I’ve had to remind myself of this, too. On one end of the scale, I used to write for People and TV Guide, serving audiences of up to 25 million. That made a blog audience look small and me even smaller. But then I looked out one Sunday on the congregation of my little church, where lots of people devote their hearts and, yes, souls to serving an audience of about 100. The older, bigger churches around us serve a couple of hundred. Well, our congregations in the Church of the Holy Blog are many times that. And that made me feel better.
Influence never equals audience size; neither does attention. Fewer people go see every movie in every theater in the country all week long than go to a hot sitcom, yet movies get far more attention (and respect). Books get tiny audiences next to even a cable show or radio show but books get the heat. Blogs may be small but they are getting more respect by the day. Size doesn’t always matter.
: I got lots of good letters on media bias Ray Eckhart, Kathy Shaidle, and a guy named Bruce about media bias (below) and Rand Simberg and Duncan Fitzgerald take me on, too. If I weren’t tech-crazed moving to my new domain from Blogspot, I’d create a letters page and show them to you. But I’m tired and so I’ll unfairly and inaccurately summarize instead (demonstrating my own media bias, of course). They say that the bias hounds are merely arguing that most reporters are liberal, rather than being part of liberal cabal.
But I still say that is an indication of a conspiracy mentality, of paranoia.
I still say that is a simplistic view of the world that does not take into account the intelligence, sincerity, professionalism, independence, and stubbornness of both reporters and their audiences. It is essentially insulting to both.
It is an assumption without basis.

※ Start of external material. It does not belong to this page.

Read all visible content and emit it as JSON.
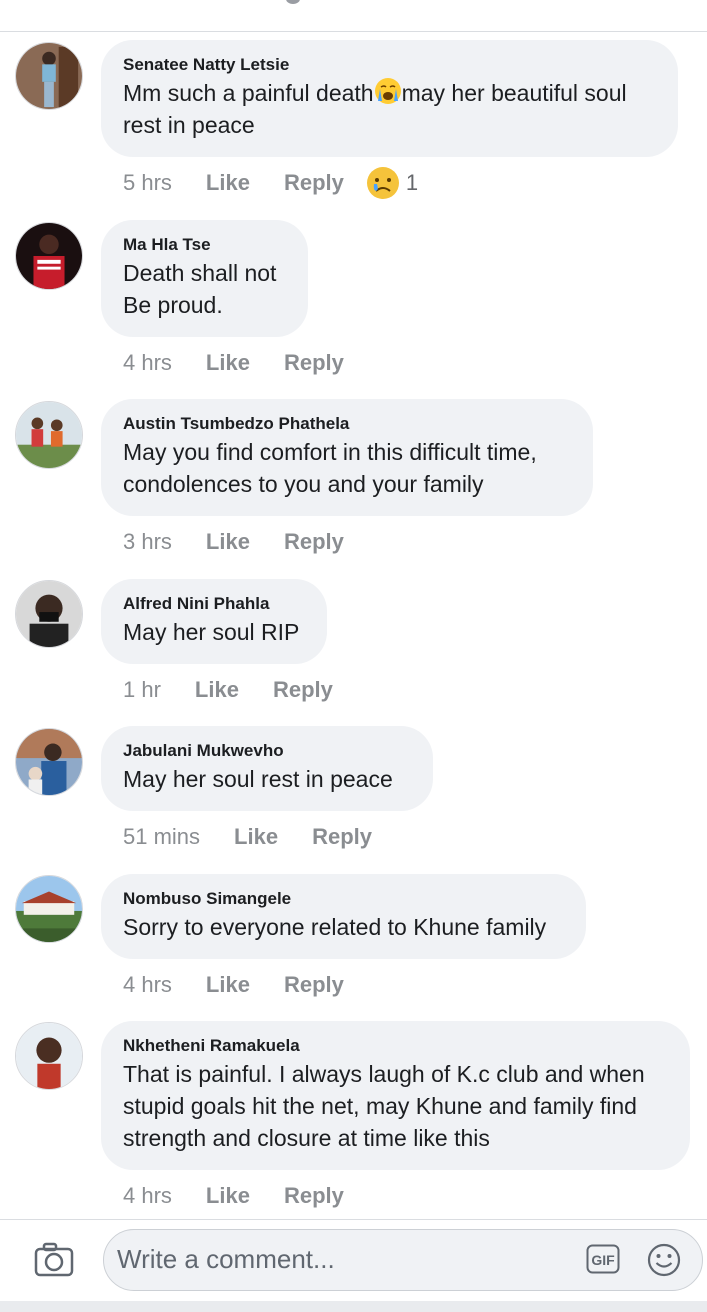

Which leads me to another old-war-horse story. When I was a columnist in San Francisco — and, as a columnist, I was allowed to have opinions — I covered then-Mayor Feinstein when she took office in the horrible days after the Jonestown massacre and the murders of Mayor George Moscone and Supervisor Harvey Milk. I think that Feinstein did a great job and often said so. But once in a while, I did criticize her for a specific action or statement and whenever I did, she declared that I was her enemy. There was no gray there, only allies or enemies. She and her husband even complained to the then-publisher of the paper about me. And I supported her! But to her, criticism was a sure sign of my enemy status. Or is that liberal bias?
Face it: The media were a helluva lot tougher on Clinton and Carter than on Reagan or Bush I or Bush II. The media neighborhood is crowded with conservative bastions once you get past the NY Times and Washington Post: Tribune Company, Dow Jones, Time Inc., News Corp., Hearst, to name a few. And look here on the Internet where most of the blog-talk I’m hearing is conservative. The media are chock full of conservatives. But you don’t hear liberals whining about that. You only hear conservatives whining.
In the end, liberal media bias is still a conspiracy theory and it is born out of one simple fact:
Conservatives are by nature paranoid.